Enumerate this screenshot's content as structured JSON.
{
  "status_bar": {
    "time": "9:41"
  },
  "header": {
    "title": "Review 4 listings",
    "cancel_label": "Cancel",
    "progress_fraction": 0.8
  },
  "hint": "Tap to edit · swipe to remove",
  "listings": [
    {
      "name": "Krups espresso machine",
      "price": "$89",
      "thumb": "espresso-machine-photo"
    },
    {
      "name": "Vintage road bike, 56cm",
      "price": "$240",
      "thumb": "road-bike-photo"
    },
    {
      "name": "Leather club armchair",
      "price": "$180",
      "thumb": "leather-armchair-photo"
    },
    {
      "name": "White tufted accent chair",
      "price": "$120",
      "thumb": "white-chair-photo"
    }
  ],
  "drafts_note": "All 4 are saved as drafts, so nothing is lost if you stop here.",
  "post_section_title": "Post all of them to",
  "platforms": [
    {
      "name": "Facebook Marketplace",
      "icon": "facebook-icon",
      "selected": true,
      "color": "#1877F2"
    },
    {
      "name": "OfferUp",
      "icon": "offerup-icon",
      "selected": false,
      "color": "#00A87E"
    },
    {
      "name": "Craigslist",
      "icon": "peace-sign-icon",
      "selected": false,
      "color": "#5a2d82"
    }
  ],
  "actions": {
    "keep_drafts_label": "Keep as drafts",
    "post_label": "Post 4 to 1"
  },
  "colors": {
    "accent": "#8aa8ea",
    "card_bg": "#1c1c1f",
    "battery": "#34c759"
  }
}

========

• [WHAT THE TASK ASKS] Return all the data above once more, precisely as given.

• [COMPLETED TASK]
Enumerate this screenshot's content as structured JSON.
{
  "status_bar": {
    "time": "9:41"
  },
  "header": {
    "title": "Review 4 listings",
    "cancel_label": "Cancel",
    "progress_fraction": 0.8
  },
  "hint": "Tap to edit · swipe to remove",
  "listings": [
    {
      "name": "Krups espresso machine",
      "price": "$89",
      "thumb": "espresso-machine-photo"
    },
    {
      "name": "Vintage road bike, 56cm",
      "price": "$240",
      "thumb": "road-bike-photo"
    },
    {
      "name": "Leather club armchair",
      "price": "$180",
      "thumb": "leather-armchair-photo"
    },
    {
      "name": "White tufted accent chair",
      "price": "$120",
      "thumb": "white-chair-photo"
    }
  ],
  "drafts_note": "All 4 are saved as drafts, so nothing is lost if you stop here.",
  "post_section_title": "Post all of them to",
  "platforms": [
    {
      "name": "Facebook Marketplace",
      "icon": "facebook-icon",
      "selected": true,
      "color": "#1877F2"
    },
    {
      "name": "OfferUp",
      "icon": "offerup-icon",
      "selected": false,
      "color": "#00A87E"
    },
    {
      "name": "Craigslist",
      "icon": "peace-sign-icon",
      "selected": false,
      "color": "#5a2d82"
    }
  ],
  "actions": {
    "keep_drafts_label": "Keep as drafts",
    "post_label": "Post 4 to 1"
  },
  "colors": {
    "accent": "#8aa8ea",
    "card_bg": "#1c1c1f",
    "battery": "#34c759"
  }
}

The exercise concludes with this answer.